Which brings us to the big question: what impact will the ruble crash have on players if the KHL is no longer a financial draw?
Former Canadian World Junior hero Jeff Glass is on his fifth team in six seasons in Russia and he has seen a lot of both the good and bad of the Kontinental Hockey League. But with the Russian ruble in a freefall and the league in disarray, this is the worst he’s ever seen it.
With boots on the ground, or at least skates on the ice, Glass puts a face to the stories that have been circulating throughout the hockey world about the KHL lately. Glass, who backstopped the 2005 Canadian junior team to a gold medal, but never played in the NHL, said he is thankful for the opportunity the KHL has given him to continue playing and make lucrative money, but it seems to him the whole thing is teetering on the brink of collapse. Read more
When Alex Radulov once again left the NHL for KHL, some said he just wasn’t suited to the North American style of play. If the thunderous hip check he received on Sunday is any indication, there’s no style of play in any league that’s going to let you dance around the ice without harm.
Now the captain of CSKA Moscow, Radulov got a rough ride from Andrei Mironov, a young defenseman from crosstown rival Dynamo Moscow: Read more
As a player always slotted as backup goalie, Jamie McLennan used to enter each season wondering how much work he’d get. During his NHL career that began in 1993 and ended in 2008, his games played in a season ranged from nine in 2006-07 with Calgary to 38 in 2000-01 with Minnesota. All told, McLennan appeared in 254 games (80-109-36 record and 13 shutouts).
“I’m very proud of it,” McLennan said. “I had some success and pitfalls. I am well aware it wasn’t Hall of Fame worthy, but I was a backup goalie who hung around for a long time.”

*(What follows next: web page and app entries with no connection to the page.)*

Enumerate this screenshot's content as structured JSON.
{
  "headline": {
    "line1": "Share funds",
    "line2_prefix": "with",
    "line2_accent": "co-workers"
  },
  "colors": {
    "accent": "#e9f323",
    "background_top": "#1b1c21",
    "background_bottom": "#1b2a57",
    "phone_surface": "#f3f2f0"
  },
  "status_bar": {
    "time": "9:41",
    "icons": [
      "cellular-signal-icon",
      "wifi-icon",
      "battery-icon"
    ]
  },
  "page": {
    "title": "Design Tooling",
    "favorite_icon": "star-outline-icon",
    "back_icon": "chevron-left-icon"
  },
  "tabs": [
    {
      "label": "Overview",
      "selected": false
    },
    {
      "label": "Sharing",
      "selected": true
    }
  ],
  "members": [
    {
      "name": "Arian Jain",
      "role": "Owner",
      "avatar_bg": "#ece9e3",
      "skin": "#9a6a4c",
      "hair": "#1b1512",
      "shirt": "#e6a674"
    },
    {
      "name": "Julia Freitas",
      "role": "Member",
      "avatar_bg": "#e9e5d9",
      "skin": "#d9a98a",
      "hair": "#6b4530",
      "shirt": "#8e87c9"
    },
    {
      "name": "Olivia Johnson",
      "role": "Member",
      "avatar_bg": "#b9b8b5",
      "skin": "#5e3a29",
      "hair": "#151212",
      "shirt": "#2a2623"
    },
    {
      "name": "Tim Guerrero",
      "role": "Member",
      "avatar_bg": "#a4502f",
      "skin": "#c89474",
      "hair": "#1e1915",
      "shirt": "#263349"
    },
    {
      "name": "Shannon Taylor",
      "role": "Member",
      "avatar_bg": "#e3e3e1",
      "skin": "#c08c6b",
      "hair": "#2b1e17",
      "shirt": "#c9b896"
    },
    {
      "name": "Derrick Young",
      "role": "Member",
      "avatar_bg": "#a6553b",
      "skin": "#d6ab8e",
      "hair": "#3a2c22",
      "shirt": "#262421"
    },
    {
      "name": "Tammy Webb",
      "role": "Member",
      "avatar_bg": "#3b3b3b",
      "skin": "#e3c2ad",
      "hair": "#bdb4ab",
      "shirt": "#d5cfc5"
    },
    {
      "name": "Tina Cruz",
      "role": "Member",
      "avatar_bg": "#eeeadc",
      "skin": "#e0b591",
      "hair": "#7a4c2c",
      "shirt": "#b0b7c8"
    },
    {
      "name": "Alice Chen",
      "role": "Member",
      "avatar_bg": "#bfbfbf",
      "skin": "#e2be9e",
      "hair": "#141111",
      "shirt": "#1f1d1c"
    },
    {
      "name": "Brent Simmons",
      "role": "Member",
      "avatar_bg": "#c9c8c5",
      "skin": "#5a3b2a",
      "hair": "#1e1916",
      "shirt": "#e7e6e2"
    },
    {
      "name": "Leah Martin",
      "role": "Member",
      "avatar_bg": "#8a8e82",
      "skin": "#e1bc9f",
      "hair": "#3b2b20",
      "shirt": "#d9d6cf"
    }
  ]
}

Today, as a hockey analyst with TSN and the NHL Network, McLennan is still viewed as a backup by some. With Bob McKenzie and Darren Dreger the go-to guys at TSN, McLennan gets duty on That’s Hockey and That’s Hockey 2Nite on TV and co-hosts Leafs Lunch for two hours a day on TSN Radio. That’s on top of providing color commentary for 36 regionally broadcast games for the Ottawa Senators. Read more